── INPUT MATERIAL ──

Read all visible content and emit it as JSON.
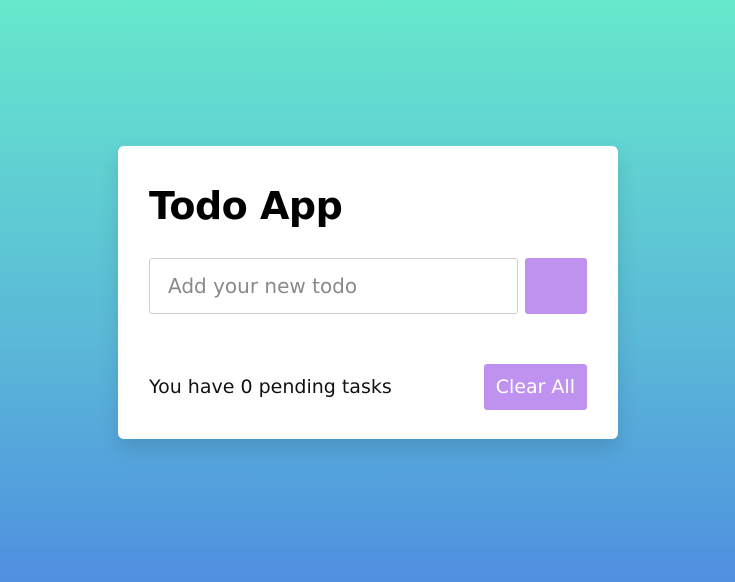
{
  "app": {
    "title": "Todo App"
  },
  "form": {
    "input": {
      "value": "",
      "placeholder": "Add your new todo"
    },
    "add_button": {
      "label": ""
    }
  },
  "footer": {
    "pending_prefix": "You have ",
    "pending_count": "0",
    "pending_suffix": " pending tasks",
    "clear_label": "Clear All"
  },
  "colors": {
    "accent": "#bf92f0",
    "background_top": "#66e8cc",
    "background_bottom": "#4f8fe0"
  }
}
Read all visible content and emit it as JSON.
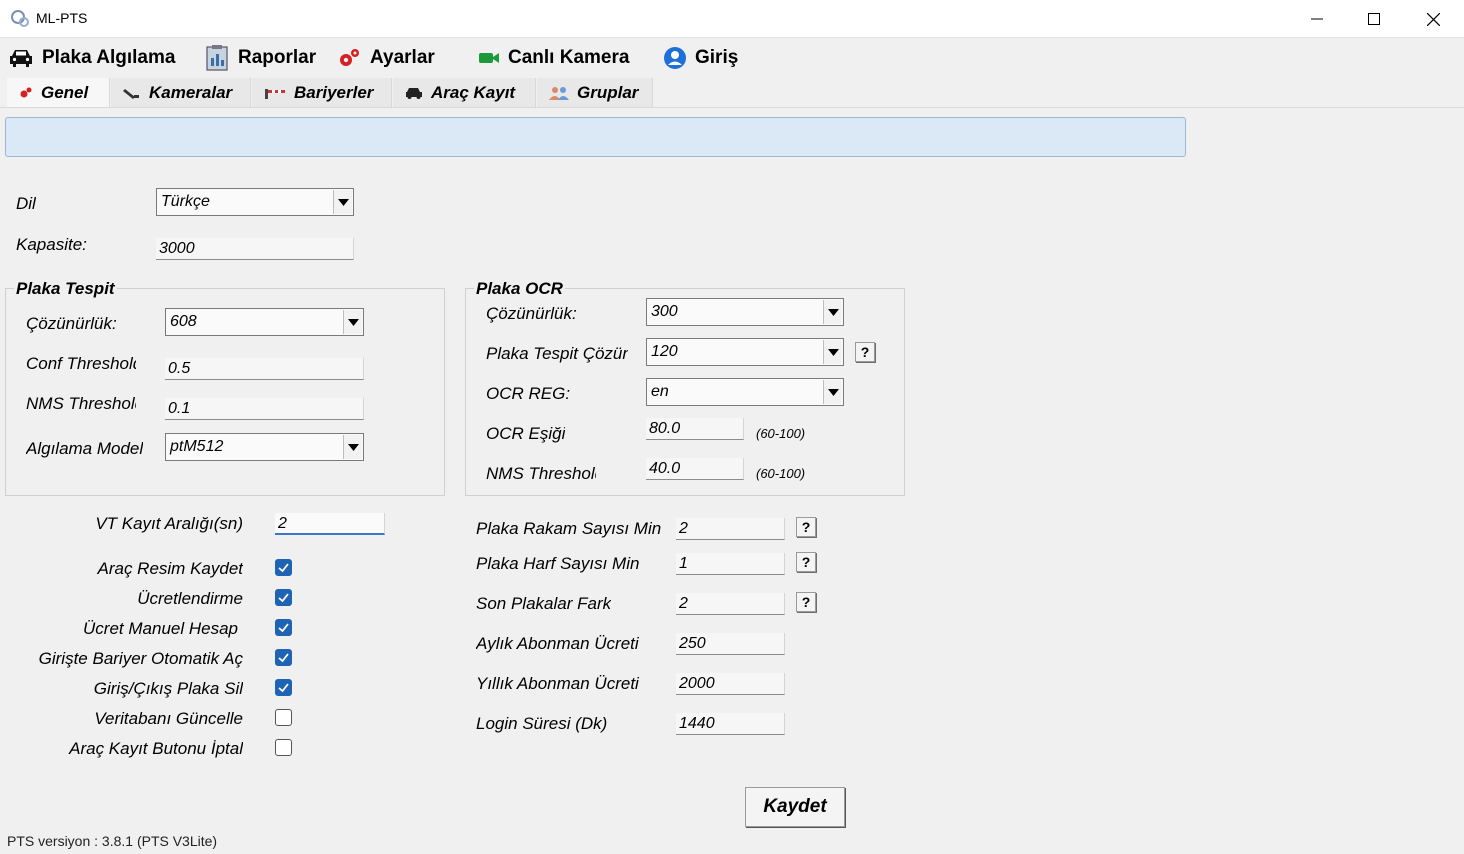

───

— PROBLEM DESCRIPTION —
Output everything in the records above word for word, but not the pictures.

— SOLUTION FOR THIS TASK —
Read all visible content and emit it as JSON.
{
  "app": {
    "title": "Todo App"
  },
  "form": {
    "input": {
      "value": "",
      "placeholder": "Add your new todo"
    },
    "add_button": {
      "label": ""
    }
  },
  "footer": {
    "pending_prefix": "You have ",
    "pending_count": "0",
    "pending_suffix": " pending tasks",
    "clear_label": "Clear All"
  },
  "colors": {
    "accent": "#bf92f0",
    "background_top": "#66e8cc",
    "background_bottom": "#4f8fe0"
  }
}
Read all visible content and emit it as JSON.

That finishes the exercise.